A Chef and His Dad Tour Italy
The second episode of Master of None, season 2, when Dev and Arnold were traveling around Tuscany, reminded me of my own travels through the region (we even got our Fiat Panda stuck between the city walls). But the first episode, where Dev is trying to learn to fold pasta under the uncompromising eye of a central casting nonna, made me think of Chef Nick Strawhecker at Dante.
Nick had told me that folding pasta was one of his first jobs during his stage at the Michelin-starred Il Falconiere in Cortona -- women's work, he said the old-school kitchen team called it. So I wanted to know if his experiences mirrored Dev's. Instead, the conversation turned to a trip he took with his wife and parents where they all dined at Modena's famed Michelin three-starred Osteria Francescana and Nick and his dad speed-raced Ferraris around the Italian countryside. If you're fortunate enough to have (or have had) a dad who is a great travel companion, this blog's for you.
"The whole trip was centralized around me getting the reservation at Osteria Francescana," Nick starts. Since it was the ranking best restaurant in the world at that particular moment, this involved a Byzantine process of calling on the first full moon of the last day of the... in any case, no joy, they were already booked. Fortunately, Nick knows people who know people. At a barolo tasting in Denver, he was introduced to the importer for Paolo Scavino winery, who, with a quick text, secured a table on the spot. "I don't know the last time I was so excited about anything in my life," says Nick.
Once the table is booked, the restaurant emails you with the time of the reservation. Nick was bummed that it was for lunch, not dinner, but when the family showed up, they realized that it was the same menu for both, and the pomp and circumstance was in full effect. "There were about 20 guests lined up outside, and everyone was just as excited as we were," Nick says, recalling how the servers stood in a receiving line to greet the day's guests.
The meal lasted until 5 p.m. and Nick reports that everyone ate exceedingly well and drank their fair share of wine (except for a very pregnant woman at another table who had to leave a few courses in, but her problems are not our problems). Nick says the most memorable course was a simple bean and guanciale purée whose spirit he has often channeled in creating dishes for Dante.

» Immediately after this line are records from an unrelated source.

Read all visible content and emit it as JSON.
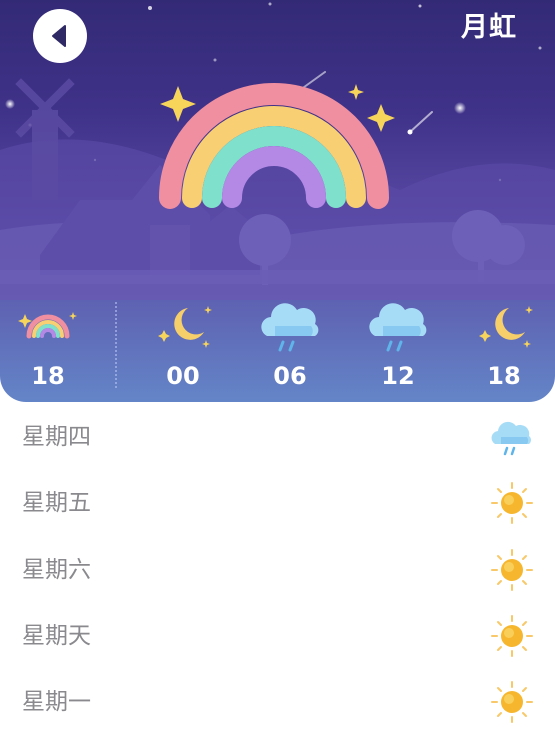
{
  "header": {
    "title": "月虹",
    "back_icon": "chevron-left-icon",
    "main_icon": "rainbow-icon"
  },
  "hourly": [
    {
      "time": "18",
      "icon": "rainbow-icon"
    },
    {
      "time": "00",
      "icon": "moon-icon"
    },
    {
      "time": "06",
      "icon": "rain-cloud-icon"
    },
    {
      "time": "12",
      "icon": "rain-cloud-icon"
    },
    {
      "time": "18",
      "icon": "moon-icon"
    }
  ],
  "daily": [
    {
      "day": "星期四",
      "icon": "rain-cloud-icon"
    },
    {
      "day": "星期五",
      "icon": "sun-icon"
    },
    {
      "day": "星期六",
      "icon": "sun-icon"
    },
    {
      "day": "星期天",
      "icon": "sun-icon"
    },
    {
      "day": "星期一",
      "icon": "sun-icon"
    }
  ],
  "colors": {
    "sky_top": "#332a76",
    "sky_bottom": "#6485c8",
    "day_text": "#8a8a8e",
    "sun": "#f6b72f",
    "rain_cloud": "#8fd0f5"
  }
}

The next day, Nick and his dad went to Maranello, the home of Ferrari, where they rented a 348 Spider (Nick) and an F12 (his dad). Each one came with a driver, whose job was to tell the Strawheckers how to negotiate Italy's famed hills and switchbacks at 175 miles an hour, but who also plied the father and son with wine at every stop. "We were a little nervous because here we were drinking gallons of wine, and driving million dollar cars, but they kept saying, 'va bene, va bene.'"
Somehow, both daredevils made it back to join their wives in Bologna, where Nick recalls another unforgettable meal, horse ragù served over bigoli pasta. "It was a pretty unassuming place," he says. "Like just a little cantina with great food."
All in all, Nick says that he and his dad each gained a pound for every day they were on the trip, but they regret nothing. "We fully took on the Italian way of eating and drinking," he says. "We all just had the best time on that entire trip, and part of me thinks that the food was so great because of how happy I was. Sometimes, I feel like a fabulous dining experience just reflects how you feel at that moment, and it can never be duplicated."
Having had a few of those experiences with my own dad I couldn't agree more. Here's hoping that all the dads out there have a Father's Day that's magnifico and many unforgettable holidays with their children.